Papers: 16 Mar 2024 - 22 Mar 2024

2024 Mar 19

Sci Rep




Effects of a new magnetostrictive ultrasonic scaler and a traditional piezoelectric ultrasonic scaler on root surfaces and patient complaints.


You X, Wu X, Chen S

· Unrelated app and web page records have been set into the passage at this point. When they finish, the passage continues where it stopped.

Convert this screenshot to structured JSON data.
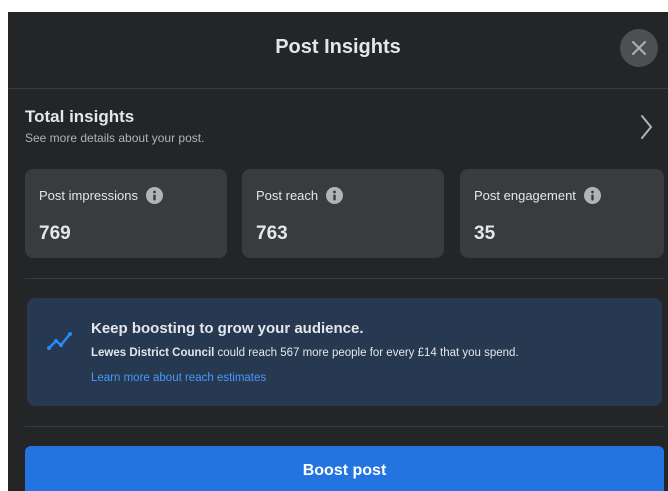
{
  "dialog": {
    "title": "Post Insights"
  },
  "total_insights": {
    "title": "Total insights",
    "subtitle": "See more details about your post."
  },
  "metrics": [
    {
      "label": "Post impressions",
      "value": "769"
    },
    {
      "label": "Post reach",
      "value": "763"
    },
    {
      "label": "Post engagement",
      "value": "35"
    }
  ],
  "boost_banner": {
    "title": "Keep boosting to grow your audience.",
    "page_name": "Lewes District Council",
    "message": " could reach 567 more people for every £14 that you spend.",
    "link_text": "Learn more about reach estimates"
  },
  "boost_button": {
    "label": "Boost post"
  },
  "icons": {
    "close": "close-icon",
    "chevron": "chevron-right-icon",
    "info": "info-icon",
    "trend": "trend-up-icon"
  },
  "colors": {
    "background": "#242526",
    "card": "#3a3b3c",
    "banner": "#263951",
    "accent": "#2374e1",
    "link": "#4599ff"
  }
}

Tooth wear and pain are the primary concerns of patients undergoing periodontal scaling. The aims of this study were to compare the effects of a new magnetostrictive ultrasonic scaler and a traditional piezoelectric ultrasonic scaler on tooth surface roughness and calculus removal and to determine their impacts on patient discomfort during supragingival cleaning. This article had two parts: an in vitro study and a clinical study. In the in vitro study, thirty teeth with subgingival calculus were randomly assigned to two scaling treatment groups: magnetostrictive scalers (n = 15) and piezoelectric scalers (n = 15). Surface roughness measurements were taken at baseline and after scaling, and the root samples were visualised by SEM after scaling. Additionally, a single-centre randomised split-mouth clinical trial was conducted. Eighty-five participants diagnosed with chronic gingivitis or periodontitis were randomly assigned to receive supragingival scaling. The magnetostrictive scaler was used in half of the mouths (n = 85), and the piezoelectric scaler was used in the other half of the mouths (n = 85). Data on pain, noise, and vibration were collected using a VAS questionnaire, and the operating time was recorded. In both in vitro and clinical studies, magnetostrictive scalers were reported to be more effective than piezoelectric scalers in removing dental deposits (P < 0.05). Additionally, the root surface after scaling with the magnetostrictive scaler was smoother than that after scaling with the piezoelectric scaler in the in vitro study (P = 0.02). SEM examination also revealed that fewer dental materials were lost after instrumentation with the magnetostrictive scaler than after instrumentation with the piezoelectric scaler. Piezoelectric scalers caused less discomfort to patients in terms of pain, noise, and vibration than magnetostrictive scalers (P < 0.05). According to this clinical study, the magnetostrictive scaler caused more discomfort during supragingival scaling than the piezoelectric scaler. Moreover, the magnetostrictive scaler was also more efficient and produced a smoother root surface with less material loss after scaling than the piezoelectric scaler, as demonstrated in the in vitro study.